Appellant makes a second point that the sale prices were not inadequate. While they were not so grossly inadequate as to shock the judicial conscience and to be presumptive evidence of fraud so as to warrant the setting aside of the sales on that ground alone, they were inadequate. The recognized test of inadequacy, in the absence of statute, is the price received in comparison with what the property would bring at a fair sheriff's sale. 33 C.J.S. Executions § 233, p. 493. The evidence amply shows that at a fair sale, even though a forced sale, these properties would have brought far in excess of the amounts for which they were struck down. The vacation of the sales is not sought here on the ground of inadequacy alone. In addition to inadequacy of price there are the additional factors of irregularity, surprise, and unfairness. A sale should be set aside where, in addition to inadequacy of price, there are additional factors which have resulted in injury to interested parties. See West v. Axtell, 17 S.W.2d loc. cit. 335, supra, and cases cited. 50 C.J.S. Judicial Sales § 28b; 30A, Am.Jur., Judicial Sales, § 253.

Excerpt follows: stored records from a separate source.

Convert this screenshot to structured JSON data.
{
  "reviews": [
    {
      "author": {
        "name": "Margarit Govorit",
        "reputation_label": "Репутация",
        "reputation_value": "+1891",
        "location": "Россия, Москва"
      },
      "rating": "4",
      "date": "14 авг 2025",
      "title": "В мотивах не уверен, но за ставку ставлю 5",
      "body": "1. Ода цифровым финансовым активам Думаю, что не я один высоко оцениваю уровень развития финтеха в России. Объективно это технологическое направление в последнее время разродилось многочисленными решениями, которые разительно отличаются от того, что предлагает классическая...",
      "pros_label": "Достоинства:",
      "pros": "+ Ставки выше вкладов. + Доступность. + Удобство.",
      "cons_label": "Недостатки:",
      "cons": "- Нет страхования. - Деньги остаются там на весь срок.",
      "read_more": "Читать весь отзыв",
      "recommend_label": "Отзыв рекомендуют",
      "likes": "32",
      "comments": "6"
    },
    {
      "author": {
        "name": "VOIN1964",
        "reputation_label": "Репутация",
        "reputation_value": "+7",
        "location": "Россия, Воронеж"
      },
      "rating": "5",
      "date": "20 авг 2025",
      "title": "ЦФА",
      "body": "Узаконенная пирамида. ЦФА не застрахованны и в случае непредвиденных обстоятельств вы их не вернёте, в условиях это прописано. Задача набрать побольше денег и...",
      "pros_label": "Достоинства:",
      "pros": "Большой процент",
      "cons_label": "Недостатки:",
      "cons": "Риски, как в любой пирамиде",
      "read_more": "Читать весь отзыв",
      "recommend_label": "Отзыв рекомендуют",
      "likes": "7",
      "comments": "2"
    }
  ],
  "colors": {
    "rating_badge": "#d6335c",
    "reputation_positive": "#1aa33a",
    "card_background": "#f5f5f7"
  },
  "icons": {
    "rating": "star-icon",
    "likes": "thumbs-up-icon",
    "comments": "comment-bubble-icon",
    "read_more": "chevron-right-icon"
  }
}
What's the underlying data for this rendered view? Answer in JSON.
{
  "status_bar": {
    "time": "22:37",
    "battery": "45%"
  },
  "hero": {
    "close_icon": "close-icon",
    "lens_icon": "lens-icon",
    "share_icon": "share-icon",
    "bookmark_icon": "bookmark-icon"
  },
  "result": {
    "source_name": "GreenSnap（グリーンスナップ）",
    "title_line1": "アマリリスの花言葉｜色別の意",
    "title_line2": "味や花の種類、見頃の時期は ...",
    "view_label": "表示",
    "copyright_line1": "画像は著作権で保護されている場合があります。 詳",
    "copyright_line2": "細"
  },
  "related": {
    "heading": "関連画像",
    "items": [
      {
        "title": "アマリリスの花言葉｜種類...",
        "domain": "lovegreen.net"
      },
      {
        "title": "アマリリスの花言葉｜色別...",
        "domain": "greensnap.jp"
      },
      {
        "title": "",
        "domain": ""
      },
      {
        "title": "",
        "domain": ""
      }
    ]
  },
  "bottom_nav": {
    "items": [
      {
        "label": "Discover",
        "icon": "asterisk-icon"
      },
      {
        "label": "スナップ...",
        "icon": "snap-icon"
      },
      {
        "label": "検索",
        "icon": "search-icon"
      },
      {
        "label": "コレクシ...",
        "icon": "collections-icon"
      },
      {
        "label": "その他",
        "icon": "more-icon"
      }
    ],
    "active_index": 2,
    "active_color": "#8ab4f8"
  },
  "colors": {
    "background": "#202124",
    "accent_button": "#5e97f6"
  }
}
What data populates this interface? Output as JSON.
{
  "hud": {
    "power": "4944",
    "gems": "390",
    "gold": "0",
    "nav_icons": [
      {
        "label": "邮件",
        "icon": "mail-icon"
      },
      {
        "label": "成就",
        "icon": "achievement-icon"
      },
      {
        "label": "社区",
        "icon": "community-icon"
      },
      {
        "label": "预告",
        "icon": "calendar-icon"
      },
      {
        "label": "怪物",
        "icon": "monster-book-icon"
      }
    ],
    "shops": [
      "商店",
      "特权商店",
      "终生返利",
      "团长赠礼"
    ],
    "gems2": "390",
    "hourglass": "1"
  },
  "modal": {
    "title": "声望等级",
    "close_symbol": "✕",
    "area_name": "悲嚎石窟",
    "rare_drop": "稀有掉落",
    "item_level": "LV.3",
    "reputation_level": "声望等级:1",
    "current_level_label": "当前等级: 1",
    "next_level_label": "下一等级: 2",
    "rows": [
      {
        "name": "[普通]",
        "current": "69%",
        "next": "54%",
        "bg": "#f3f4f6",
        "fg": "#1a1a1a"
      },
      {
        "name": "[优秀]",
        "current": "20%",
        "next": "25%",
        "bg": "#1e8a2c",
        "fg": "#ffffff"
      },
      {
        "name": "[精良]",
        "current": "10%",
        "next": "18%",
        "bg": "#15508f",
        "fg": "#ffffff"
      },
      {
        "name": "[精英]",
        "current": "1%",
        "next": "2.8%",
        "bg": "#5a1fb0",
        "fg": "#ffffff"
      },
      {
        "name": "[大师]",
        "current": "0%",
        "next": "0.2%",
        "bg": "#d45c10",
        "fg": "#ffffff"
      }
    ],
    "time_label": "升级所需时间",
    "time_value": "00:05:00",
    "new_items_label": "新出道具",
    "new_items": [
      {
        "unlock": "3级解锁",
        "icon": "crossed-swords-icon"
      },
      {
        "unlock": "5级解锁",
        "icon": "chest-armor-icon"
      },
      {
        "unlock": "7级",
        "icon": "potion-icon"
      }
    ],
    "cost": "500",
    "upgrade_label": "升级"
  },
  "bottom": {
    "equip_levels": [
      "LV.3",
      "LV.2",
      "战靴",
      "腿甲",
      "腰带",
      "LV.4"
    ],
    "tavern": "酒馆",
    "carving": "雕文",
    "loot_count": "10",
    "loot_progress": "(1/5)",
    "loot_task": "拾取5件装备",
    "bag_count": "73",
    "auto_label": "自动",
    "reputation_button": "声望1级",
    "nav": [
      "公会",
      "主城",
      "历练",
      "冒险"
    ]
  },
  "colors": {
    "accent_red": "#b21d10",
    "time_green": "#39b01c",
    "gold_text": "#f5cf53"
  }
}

The court out of which the instant execution issued found that the sales were made at an unusual hour, and that to allow them to stand would result "in rank injustice." In good conscience and in the interests of justice it cannot be said that the trial court abused its discretion in not permitting these sales to stand. On the contrary, the trial court wisely exercised a sound judicial discretion in setting aside the sales. As the trial judge suggested in his memorandum, "endless confusion would result" if the sheriff were permitted to cry sales at any time between the hours of nine o'clock and five o'clock in the afternoon, in contravention of the local custom to hold execution sales at twelve o'clock noon.
For the reasons given the order and judgment of the trial court sustaining the motions to set aside and overruling plaintiff's motion for new trial should be affirmed, and the Commissioner so recommends.
The foregoing opinion of HOUSER, C., is adopted as the opinion of the court.
The order and judgment of the trial court sustaining the motions to set aside and overruling plaintiff's motion for new trial are, accordingly, affirmed.
RUDDY, P. J., WOLFE, J., and JOHN K. REGAN, Special Judge, concur.